(Dataset rows describing interfaces)
════════

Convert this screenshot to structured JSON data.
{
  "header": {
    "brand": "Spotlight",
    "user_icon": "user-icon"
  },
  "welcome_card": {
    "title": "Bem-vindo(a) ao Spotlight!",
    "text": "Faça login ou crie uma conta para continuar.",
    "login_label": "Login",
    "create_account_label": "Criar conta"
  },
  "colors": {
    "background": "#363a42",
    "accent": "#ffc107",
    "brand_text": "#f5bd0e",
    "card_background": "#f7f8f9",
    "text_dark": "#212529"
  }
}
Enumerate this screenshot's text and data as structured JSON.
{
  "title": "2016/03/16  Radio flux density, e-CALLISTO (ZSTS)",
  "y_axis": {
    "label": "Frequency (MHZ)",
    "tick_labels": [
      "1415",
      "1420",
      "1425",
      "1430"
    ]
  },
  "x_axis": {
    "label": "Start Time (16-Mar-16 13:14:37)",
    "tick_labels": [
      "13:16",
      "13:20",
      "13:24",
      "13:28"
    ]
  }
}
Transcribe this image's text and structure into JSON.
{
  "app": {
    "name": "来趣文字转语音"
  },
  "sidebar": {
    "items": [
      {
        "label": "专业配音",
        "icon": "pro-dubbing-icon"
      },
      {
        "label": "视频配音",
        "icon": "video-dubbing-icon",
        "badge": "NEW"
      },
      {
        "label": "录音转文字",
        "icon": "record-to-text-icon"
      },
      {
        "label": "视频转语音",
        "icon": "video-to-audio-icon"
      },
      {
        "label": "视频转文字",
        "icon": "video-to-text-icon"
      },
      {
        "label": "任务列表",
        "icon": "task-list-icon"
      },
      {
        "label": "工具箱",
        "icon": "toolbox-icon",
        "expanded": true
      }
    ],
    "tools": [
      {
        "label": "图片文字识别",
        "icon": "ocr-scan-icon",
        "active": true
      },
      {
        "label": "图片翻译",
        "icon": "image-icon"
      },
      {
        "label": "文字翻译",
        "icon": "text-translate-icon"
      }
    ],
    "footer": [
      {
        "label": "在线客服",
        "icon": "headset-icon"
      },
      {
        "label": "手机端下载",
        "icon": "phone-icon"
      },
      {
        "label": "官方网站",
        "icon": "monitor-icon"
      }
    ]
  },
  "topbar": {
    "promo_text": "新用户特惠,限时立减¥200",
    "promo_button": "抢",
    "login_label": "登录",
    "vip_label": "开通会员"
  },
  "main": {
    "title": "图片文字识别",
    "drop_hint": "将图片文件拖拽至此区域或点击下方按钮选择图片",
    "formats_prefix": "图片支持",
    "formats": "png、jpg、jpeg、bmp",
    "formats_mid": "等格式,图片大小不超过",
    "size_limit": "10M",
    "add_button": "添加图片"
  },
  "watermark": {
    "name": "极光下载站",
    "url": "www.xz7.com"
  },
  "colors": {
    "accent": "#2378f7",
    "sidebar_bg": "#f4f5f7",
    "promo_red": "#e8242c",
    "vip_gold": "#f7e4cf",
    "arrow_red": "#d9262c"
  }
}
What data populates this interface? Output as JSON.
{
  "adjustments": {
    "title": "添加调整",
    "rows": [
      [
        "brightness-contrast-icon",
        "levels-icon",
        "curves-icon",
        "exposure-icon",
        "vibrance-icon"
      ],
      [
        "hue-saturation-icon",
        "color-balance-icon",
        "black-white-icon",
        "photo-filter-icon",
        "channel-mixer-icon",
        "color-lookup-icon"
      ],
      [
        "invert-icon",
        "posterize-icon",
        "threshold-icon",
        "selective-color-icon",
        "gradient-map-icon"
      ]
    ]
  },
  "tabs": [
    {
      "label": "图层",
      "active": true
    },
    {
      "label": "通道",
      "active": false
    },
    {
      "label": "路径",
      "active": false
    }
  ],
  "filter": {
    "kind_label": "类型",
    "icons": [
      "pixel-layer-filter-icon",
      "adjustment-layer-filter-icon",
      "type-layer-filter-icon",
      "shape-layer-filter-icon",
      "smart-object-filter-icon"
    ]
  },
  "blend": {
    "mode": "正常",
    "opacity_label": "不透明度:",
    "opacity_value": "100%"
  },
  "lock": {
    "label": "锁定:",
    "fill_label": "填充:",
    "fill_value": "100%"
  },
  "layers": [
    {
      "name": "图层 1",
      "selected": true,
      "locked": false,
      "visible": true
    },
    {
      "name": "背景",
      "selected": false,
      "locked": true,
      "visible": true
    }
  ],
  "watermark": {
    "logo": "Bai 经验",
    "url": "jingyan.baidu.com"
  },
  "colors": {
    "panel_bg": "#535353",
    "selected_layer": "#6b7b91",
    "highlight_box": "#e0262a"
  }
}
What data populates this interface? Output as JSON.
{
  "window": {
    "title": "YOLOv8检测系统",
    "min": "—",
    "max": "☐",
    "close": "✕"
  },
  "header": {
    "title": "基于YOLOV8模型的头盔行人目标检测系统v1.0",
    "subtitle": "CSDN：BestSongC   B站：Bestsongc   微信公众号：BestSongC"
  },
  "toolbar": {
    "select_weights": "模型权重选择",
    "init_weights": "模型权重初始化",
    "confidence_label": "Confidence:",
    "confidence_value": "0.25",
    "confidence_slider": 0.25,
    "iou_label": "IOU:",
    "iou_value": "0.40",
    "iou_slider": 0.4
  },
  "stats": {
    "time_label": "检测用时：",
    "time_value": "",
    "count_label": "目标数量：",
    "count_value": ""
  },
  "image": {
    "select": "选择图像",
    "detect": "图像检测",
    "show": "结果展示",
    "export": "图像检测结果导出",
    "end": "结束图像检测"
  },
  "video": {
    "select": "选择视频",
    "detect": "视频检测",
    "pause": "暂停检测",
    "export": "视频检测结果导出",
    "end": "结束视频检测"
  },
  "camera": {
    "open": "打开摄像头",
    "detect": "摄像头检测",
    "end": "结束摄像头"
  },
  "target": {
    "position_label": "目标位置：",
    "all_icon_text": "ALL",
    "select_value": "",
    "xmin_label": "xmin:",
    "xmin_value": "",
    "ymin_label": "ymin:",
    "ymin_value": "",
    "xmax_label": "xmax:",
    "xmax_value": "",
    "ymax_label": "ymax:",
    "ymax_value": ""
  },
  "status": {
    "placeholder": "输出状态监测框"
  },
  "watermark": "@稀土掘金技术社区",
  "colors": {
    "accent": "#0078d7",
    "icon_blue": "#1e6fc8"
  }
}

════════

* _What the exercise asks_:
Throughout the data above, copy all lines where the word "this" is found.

* _Answer space_:
Convert this screenshot to structured JSON data.
Enumerate this screenshot's text and data as structured JSON.
Transcribe this image's text and structure into JSON.
What data populates this interface? Output as JSON.
What data populates this interface? Output as JSON.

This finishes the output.